latter, not having any absolute reason for their acceptance, have had
to be gradually agreed upon through usage, and continue to evolve.
You can see a briefer answer in our archives at:
Ordering the Operations
and some of the current debates here:
More on Order of Operations
- Doctor Peterson, The Math Forum
Today we held the Paper Airplane World Expo at the ANCS Airfield . We are very pleased with the attendance at the event, the quality of the planes, and the countries represented. The top three planes for overall distance were:
Dequavious Mosley representing Everlast with a distance of 16.5 meters.
Agasha Irving representing Jamaica with a distance of 18 meters.
James Chitika representing Murica with a distance of 14.7 meters.
These participants along with the plane with the top speed will be invited to a grand master event on Wednesday, October 2nd at 8:35 am. Please arrive 15 minutes early to prepare your planes and remarks.
In other news, we began stations in our class today to practice our 8th grade math skills. This week students will be practicing evaluating and solving equations, working with integers and order of operations, and distinguishing between rational and irrational numbers with a card sort. Small groups also got the chance to work with Ms. Ransijn to practice approximating square roots.
This week, we will begin an exploration of rational and irrational numbers. Our goal for the week is that all students can do the following:
_____ I can convert fluently between fractions, decimals, and percents.
_____ I can express a repeating decimal as a fraction.
_____ I can determine whether a number is rational or irrational.
We will be starting station teaching where students will rotate bewteen Ms. Ransijn, Ms. Cannon, computers, and independent practice. They will spend 20 minutes in each space in small groups over the course of two days.
Some of the Khan Skills, the students will be working on in class include:
Videos to support the skills are:
This week we are continuing our study of the design cycle. We will begin to use our knowledge of scatter plots to make design decisions based on quantitative data with our paper plane design project. For details on the project follow this link.
On Friday, students presented their Everyday Object Redesigns to “venture capitalists” (played by other students). Each group of venture capitalists had a set amount of money to spend and got to decide how much to give to each Redesign.

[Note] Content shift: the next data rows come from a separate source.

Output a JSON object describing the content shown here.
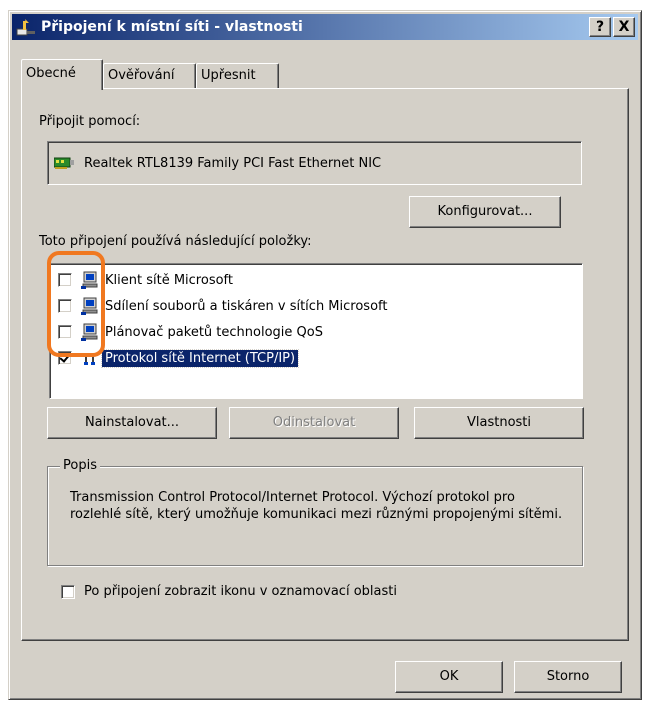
{
  "window": {
    "title": "Připojení k místní síti - vlastnosti",
    "help_label": "?",
    "close_label": "X"
  },
  "tabs": [
    {
      "label": "Obecné",
      "active": true
    },
    {
      "label": "Ověřování",
      "active": false
    },
    {
      "label": "Upřesnit",
      "active": false
    }
  ],
  "general": {
    "connect_using_label": "Připojit pomocí:",
    "adapter_name": "Realtek RTL8139 Family PCI Fast Ethernet NIC",
    "configure_label": "Konfigurovat...",
    "items_label": "Toto připojení používá následující položky:",
    "items": [
      {
        "label": "Klient sítě Microsoft",
        "checked": false,
        "icon": "network-client-icon"
      },
      {
        "label": "Sdílení souborů a tiskáren v sítích Microsoft",
        "checked": false,
        "icon": "file-sharing-icon"
      },
      {
        "label": "Plánovač paketů technologie QoS",
        "checked": false,
        "icon": "qos-scheduler-icon"
      },
      {
        "label": "Protokol sítě Internet (TCP/IP)",
        "checked": true,
        "selected": true,
        "icon": "protocol-icon"
      }
    ],
    "install_label": "Nainstalovat...",
    "uninstall_label": "Odinstalovat",
    "properties_label": "Vlastnosti",
    "description_title": "Popis",
    "description_text": "Transmission Control Protocol/Internet Protocol. Výchozí protokol pro rozlehlé sítě, který umožňuje komunikaci mezi různými propojenými sítěmi.",
    "show_icon_label": "Po připojení zobrazit ikonu v oznamovací oblasti",
    "show_icon_checked": false
  },
  "footer": {
    "ok_label": "OK",
    "cancel_label": "Storno"
  },
  "colors": {
    "titlebar_start": "#0a246a",
    "titlebar_end": "#a6caf0",
    "face": "#d4d0c8",
    "selection": "#0a246a",
    "highlight_outline": "#f07820"
  }
}
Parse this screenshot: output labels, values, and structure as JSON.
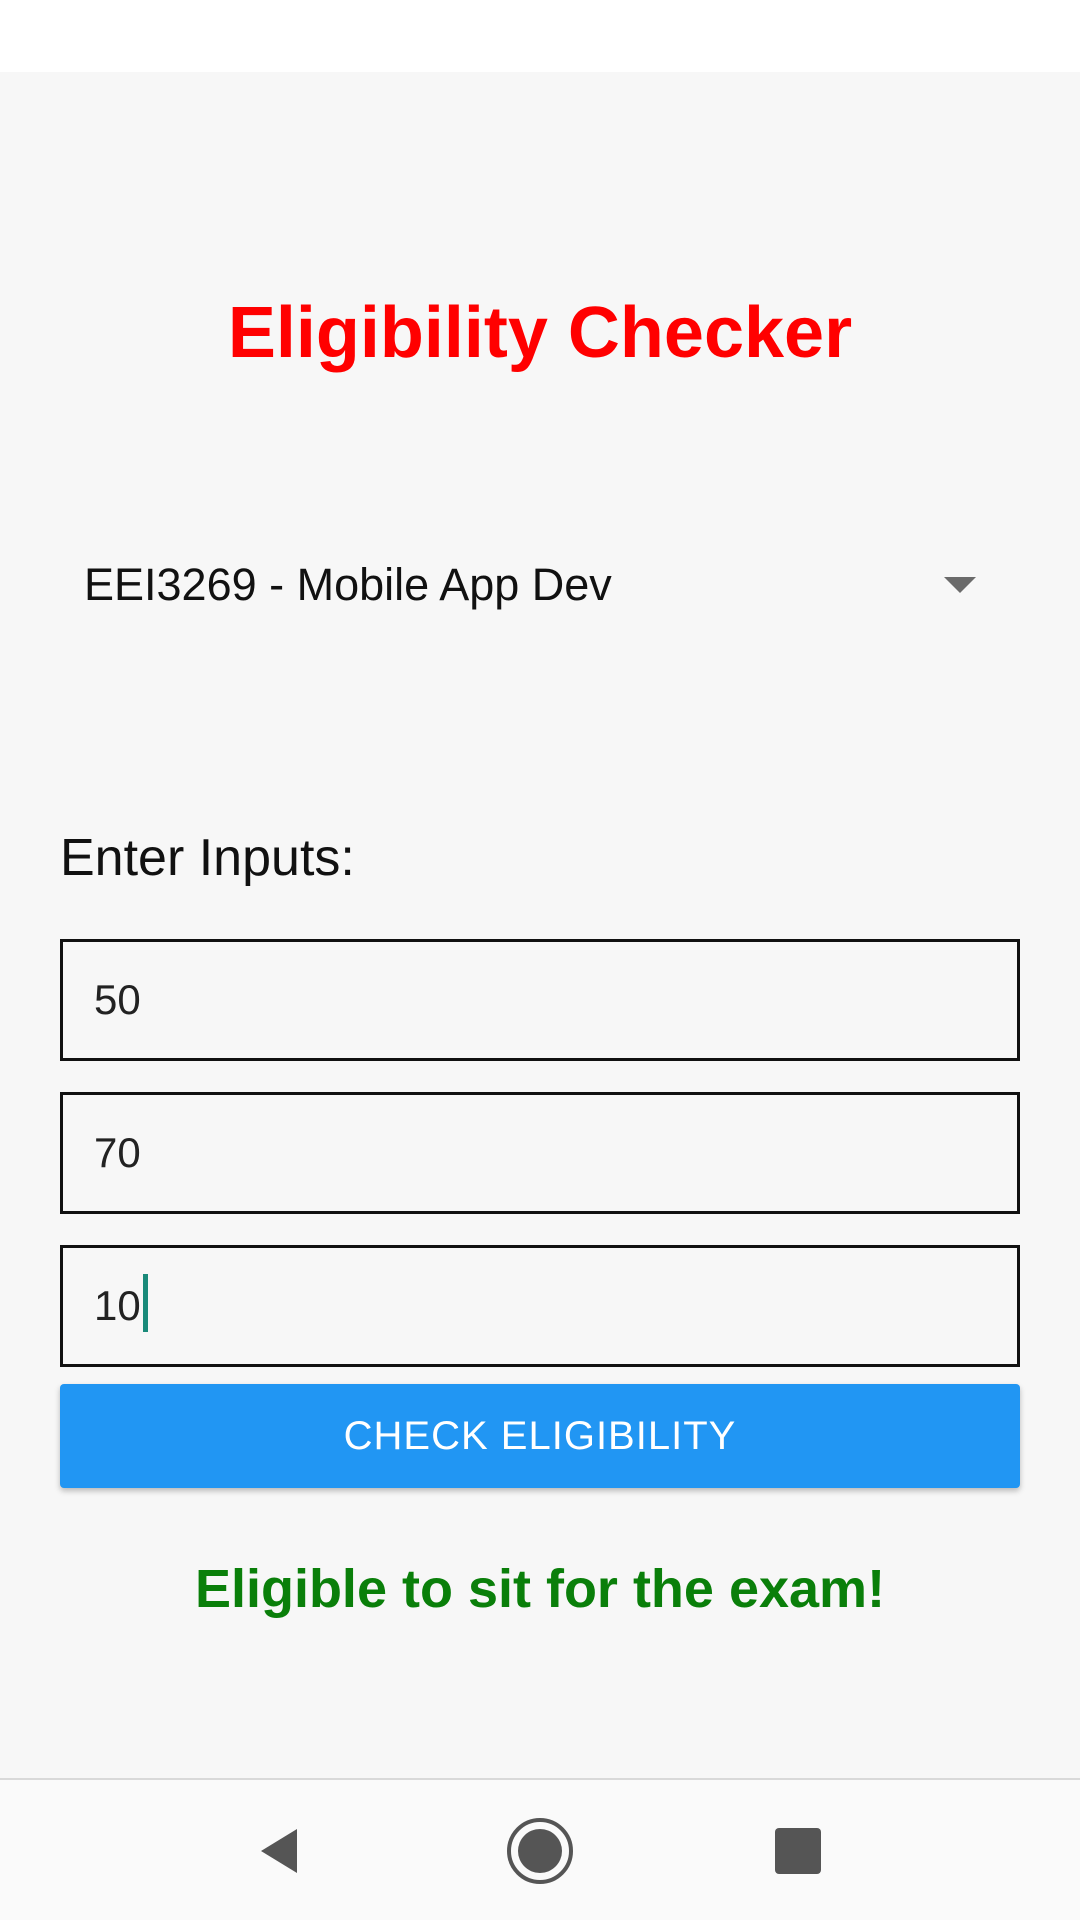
{
  "app": {
    "title": "Eligibility Checker"
  },
  "spinner": {
    "selected": "EEI3269 - Mobile App Dev"
  },
  "form": {
    "label": "Enter Inputs:",
    "inputs": [
      {
        "value": "50"
      },
      {
        "value": "70"
      },
      {
        "value": "10"
      }
    ],
    "button_label": "CHECK ELIGIBILITY"
  },
  "result": {
    "message": "Eligible to sit for the exam!"
  },
  "colors": {
    "title": "#ff0000",
    "button": "#2196f3",
    "result": "#0a7f0a",
    "background": "#f7f7f7"
  },
  "navigation": {
    "icons": [
      "back-icon",
      "home-icon",
      "recents-icon"
    ]
  }
}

The student’s were amazing in both their portrayal of venture capitalists and in their presentation of their own ideas.
See some photos below and videos coming soon.